– John Fraser
37 Front Street File: Ethical Practices a Foundation for Quality Journalism, Public Trust
The world of journalism often sets out to ascribe how ‘things ought to be’ in tersely-worded absolute truths. The traditional canons of ‘prove first’, ‘publish second’, ‘use multiple sources’, and ‘remain transparent’ echo as loud in today’s digital-first environment as they did during the industry’s ‘great awakening’ in the 1960s and 1970s.
But what happens when the application of industry practices go from being cast in simple black and white to being muddled by murky shades of grey?
Welcome, friends, to the challenging and complex world of journalism ethics.
Although often portrayed in style guides as neatly manicured walled gardens, the practical application of journalism standards and ethics is much more akin to an endless string of rolling hills.
Earlier this month, at the Canadian Association of Journalists national conference, NNC staff took part in an ethics seminar that reinforced this very point.
The session leaders distributed about a half dozen sticky scenarios to a room full of participants. They ranged from negotiating terms of an interview with a key source; to taking visuals of a sacred Indigenous ceremony; to whether sponsored content should be used, and if so, how it should be properly labelled.
The discussion was, in a word, lively. What was remarkable was the degree of nuance presented by the participants. Instead of simply determining between what is ‘right’ or ‘wrong’, the discussion centred on an exchange of ideas, where concepts such as ‘accuracy’, ‘fairness’, ‘independence’, and ‘accountability’ were weighed against each other and put into every day practice.
Given today’s plethora of media voices and choices, I found this discussion particularly heartening because it reinforced the multiple roles the NNC can play in building a stronger Canadian media industry.

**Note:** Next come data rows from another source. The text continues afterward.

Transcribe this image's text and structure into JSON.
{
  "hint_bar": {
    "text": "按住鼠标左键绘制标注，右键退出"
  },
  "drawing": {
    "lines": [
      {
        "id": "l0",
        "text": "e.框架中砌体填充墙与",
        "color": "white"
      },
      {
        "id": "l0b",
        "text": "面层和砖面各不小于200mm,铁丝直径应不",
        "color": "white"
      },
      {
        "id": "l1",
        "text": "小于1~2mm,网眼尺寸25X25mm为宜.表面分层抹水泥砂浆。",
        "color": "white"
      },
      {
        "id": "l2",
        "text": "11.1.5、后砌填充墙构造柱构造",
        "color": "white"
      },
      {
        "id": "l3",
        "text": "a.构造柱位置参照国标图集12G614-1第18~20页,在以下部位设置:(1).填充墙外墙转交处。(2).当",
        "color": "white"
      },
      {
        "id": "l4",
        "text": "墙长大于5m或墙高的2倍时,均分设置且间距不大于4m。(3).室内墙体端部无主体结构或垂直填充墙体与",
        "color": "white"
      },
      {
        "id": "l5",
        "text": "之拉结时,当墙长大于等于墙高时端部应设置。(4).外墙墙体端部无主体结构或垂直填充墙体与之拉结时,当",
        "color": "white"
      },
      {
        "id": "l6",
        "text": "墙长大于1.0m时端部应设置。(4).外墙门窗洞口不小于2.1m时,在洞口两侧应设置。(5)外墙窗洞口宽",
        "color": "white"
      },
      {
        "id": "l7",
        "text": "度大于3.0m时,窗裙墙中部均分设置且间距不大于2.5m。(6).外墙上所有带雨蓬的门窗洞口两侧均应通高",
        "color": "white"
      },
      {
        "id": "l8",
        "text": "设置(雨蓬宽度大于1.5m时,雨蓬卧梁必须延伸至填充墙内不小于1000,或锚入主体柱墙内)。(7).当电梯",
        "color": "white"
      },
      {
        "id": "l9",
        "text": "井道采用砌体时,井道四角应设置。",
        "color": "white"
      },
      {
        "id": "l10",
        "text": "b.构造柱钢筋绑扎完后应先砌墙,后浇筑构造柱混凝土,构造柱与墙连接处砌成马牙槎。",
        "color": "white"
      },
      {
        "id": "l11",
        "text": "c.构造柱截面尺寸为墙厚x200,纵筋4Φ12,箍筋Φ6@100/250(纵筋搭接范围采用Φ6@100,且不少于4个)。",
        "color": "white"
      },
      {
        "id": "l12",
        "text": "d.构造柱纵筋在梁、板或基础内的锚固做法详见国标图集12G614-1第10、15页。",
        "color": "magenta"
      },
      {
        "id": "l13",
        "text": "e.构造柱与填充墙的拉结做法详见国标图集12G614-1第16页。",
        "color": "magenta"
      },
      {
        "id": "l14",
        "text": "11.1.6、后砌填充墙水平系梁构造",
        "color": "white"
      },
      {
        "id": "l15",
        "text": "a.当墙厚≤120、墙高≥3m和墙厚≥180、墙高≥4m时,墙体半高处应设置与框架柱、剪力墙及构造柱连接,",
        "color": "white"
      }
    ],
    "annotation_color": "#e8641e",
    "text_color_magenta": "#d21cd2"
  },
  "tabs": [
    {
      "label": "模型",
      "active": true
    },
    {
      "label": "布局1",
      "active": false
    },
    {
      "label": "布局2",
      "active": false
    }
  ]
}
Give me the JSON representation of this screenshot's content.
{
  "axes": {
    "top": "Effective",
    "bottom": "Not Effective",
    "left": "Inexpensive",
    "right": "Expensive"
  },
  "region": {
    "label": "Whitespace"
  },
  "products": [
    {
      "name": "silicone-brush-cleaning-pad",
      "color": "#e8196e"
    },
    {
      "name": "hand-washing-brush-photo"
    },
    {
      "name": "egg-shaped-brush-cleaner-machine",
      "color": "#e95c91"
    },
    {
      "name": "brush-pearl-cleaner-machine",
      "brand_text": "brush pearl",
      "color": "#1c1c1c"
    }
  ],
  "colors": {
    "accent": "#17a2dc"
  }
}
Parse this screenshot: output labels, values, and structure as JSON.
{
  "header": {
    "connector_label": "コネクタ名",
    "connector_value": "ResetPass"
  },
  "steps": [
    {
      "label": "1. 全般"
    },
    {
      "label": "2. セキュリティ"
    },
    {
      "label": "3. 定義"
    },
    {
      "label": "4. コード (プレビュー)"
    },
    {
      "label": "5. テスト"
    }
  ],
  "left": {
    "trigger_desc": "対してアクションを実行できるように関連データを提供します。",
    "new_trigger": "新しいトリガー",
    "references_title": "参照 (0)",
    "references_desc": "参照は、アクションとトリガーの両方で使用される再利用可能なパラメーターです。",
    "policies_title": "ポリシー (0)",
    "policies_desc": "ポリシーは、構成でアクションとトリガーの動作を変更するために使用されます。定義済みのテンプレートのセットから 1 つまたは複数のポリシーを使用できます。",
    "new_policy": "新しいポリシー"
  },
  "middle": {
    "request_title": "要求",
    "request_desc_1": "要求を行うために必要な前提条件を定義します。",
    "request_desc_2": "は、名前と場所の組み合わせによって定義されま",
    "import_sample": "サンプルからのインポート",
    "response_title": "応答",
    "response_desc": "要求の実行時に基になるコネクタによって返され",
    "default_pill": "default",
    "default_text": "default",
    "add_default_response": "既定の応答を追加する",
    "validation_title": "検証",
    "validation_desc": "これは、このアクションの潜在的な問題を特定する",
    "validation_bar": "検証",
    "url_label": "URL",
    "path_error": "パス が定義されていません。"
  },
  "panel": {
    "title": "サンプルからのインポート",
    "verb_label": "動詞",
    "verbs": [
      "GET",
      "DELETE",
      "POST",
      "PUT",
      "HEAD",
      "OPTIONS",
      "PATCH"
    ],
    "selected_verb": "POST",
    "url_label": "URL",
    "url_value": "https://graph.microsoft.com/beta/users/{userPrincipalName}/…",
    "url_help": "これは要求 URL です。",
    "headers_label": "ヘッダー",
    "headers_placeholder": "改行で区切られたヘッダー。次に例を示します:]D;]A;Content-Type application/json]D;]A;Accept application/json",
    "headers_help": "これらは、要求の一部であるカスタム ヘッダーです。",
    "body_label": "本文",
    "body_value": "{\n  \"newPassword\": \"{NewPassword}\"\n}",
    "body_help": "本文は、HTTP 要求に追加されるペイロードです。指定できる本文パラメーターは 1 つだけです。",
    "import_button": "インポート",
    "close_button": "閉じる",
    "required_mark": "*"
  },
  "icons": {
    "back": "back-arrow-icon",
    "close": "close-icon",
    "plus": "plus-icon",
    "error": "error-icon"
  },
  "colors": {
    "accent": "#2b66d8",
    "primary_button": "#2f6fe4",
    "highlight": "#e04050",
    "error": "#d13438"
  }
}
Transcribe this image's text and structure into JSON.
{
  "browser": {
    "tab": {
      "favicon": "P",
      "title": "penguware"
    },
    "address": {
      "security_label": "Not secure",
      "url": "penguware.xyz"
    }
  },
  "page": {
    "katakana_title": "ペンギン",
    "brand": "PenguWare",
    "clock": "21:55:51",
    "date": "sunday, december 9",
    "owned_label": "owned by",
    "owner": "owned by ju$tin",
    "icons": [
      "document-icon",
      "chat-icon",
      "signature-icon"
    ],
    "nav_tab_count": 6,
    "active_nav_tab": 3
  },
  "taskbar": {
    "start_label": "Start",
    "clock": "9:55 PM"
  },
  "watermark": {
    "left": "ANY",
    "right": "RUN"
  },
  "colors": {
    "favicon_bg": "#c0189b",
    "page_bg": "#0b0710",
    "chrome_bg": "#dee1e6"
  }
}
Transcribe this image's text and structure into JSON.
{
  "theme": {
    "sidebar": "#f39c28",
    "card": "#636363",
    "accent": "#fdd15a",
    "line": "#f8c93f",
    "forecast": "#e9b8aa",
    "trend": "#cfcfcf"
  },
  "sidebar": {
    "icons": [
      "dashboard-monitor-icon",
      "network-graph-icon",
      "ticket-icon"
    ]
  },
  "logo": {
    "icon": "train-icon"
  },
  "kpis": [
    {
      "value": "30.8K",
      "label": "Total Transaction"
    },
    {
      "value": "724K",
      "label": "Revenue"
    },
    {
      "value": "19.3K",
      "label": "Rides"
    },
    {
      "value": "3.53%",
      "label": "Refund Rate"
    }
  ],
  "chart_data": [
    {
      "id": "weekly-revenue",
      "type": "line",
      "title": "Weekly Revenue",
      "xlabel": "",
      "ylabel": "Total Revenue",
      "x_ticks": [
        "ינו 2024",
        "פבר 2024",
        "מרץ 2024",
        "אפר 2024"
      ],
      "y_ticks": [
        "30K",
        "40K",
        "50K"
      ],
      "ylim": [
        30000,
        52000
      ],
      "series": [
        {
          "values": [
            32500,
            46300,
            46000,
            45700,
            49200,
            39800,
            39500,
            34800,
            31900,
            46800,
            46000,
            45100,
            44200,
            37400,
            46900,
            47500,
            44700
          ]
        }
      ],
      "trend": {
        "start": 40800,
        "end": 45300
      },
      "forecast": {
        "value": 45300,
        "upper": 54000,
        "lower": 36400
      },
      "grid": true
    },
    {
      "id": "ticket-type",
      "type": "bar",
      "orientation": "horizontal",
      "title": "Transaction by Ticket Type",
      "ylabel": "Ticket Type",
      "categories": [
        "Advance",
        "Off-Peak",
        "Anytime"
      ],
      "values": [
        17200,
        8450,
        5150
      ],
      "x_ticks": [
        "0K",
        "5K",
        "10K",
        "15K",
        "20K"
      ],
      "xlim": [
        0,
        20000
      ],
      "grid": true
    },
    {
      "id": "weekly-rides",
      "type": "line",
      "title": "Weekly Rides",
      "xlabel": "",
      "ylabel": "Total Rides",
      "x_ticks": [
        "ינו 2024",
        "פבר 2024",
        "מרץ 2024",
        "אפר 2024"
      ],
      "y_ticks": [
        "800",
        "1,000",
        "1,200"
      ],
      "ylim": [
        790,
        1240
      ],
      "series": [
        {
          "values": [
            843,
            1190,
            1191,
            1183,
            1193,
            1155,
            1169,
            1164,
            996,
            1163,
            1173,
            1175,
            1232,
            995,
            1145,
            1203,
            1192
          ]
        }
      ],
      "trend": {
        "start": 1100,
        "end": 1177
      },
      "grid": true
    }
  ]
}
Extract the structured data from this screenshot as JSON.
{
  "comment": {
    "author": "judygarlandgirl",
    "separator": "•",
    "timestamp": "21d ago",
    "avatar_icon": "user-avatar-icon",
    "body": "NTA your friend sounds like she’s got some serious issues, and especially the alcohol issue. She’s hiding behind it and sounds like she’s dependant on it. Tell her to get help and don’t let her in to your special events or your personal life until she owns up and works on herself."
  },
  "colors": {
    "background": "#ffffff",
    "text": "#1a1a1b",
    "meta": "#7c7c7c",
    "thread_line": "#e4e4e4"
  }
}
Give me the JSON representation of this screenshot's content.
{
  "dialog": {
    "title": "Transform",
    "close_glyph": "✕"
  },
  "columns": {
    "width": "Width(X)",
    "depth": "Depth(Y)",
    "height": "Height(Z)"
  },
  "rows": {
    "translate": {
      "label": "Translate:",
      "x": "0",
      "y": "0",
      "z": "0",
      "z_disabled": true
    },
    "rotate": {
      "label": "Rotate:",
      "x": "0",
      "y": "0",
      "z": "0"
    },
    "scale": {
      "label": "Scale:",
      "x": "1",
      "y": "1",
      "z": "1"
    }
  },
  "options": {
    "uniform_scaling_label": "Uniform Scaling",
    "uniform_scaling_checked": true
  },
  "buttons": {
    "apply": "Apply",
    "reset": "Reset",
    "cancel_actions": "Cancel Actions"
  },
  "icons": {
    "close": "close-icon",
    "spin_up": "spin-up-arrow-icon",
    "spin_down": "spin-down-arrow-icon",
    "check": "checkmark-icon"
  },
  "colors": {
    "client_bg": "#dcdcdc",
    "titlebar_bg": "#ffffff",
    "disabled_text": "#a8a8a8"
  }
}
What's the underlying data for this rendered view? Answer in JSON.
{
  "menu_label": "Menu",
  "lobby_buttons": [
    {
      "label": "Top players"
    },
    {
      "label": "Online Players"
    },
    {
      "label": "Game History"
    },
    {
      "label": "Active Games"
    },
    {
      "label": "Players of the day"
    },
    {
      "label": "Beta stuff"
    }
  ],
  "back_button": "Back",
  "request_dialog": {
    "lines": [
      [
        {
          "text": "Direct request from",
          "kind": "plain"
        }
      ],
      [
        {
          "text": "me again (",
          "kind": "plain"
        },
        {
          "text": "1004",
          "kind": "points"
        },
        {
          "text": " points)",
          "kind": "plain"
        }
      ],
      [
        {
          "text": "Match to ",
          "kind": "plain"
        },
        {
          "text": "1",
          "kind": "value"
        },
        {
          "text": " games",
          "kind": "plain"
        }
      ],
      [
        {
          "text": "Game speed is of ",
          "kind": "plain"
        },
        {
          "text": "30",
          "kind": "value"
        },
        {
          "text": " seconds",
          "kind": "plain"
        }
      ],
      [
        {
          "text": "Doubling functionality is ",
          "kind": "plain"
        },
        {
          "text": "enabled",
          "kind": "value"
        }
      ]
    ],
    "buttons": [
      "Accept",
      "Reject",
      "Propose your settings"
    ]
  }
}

By providing a forum where thorny ethical situations can be discussed on an ongoing basis, the NNC acts as a mediator for its industry members on new and emerging challenges. As a public institution, by contrast, the NNC acts a conduit between the journalism industry and those in the public who don’t fully grasp how news is made.
Over the past few months, this message is increasingly taking hold. As you can see at the top of this newsletter, we continue to welcome new forward-thinking members who believe that ethics, and a commitment to transparency, can act as a common foundation to challenge unfounded allegations of ‘fake news’.
Nevertheless, we’ve also come to realize that some organizations only discover the NNC during the heat of a crisis.
That’s ok, too.
Regardless of how you find us, when you need our help or advice, we are always here to provide help or advice. We’re just a phone call or an email away. We aren’t going anywhere.
– Brent Jolly, Director of Communication and Community Manager
We’d like to introduce you to our new podcast:
Our second guest is:
Local News 2.0:
The Thorold News, The Niagara Independent, The Voice of Pelham
Independent news providers in Ontario’s Niagara region are working to fill gaps in their local coverage by launching new publications and adopting new business models.
After 14 years, Bob Liddycoat and his wife Cathy Pelletier relaunched the Thorold News as a digital-only publication.
But he’s not the only Niagara region resident to heed the call to service in the form of hyperlocal digital news. The National NewsMedia Council’s Cara Sabatini looks deeper into the burgeoning local news culture in Southern Ontario.
You can read her full piece on our Medium channel.
Have a complaint about news, opinion, or photos? See the National NewsMedia Council website at mediacouncil.ca or call 1-844-877-1163 for information.
We are hard at work and we are eager to share with you what we are doing! Please follow us on Facebook, Twitter, and Medium to keep up to date on our most recent activities, and to stay informed about important discussions related to journalism in Canada.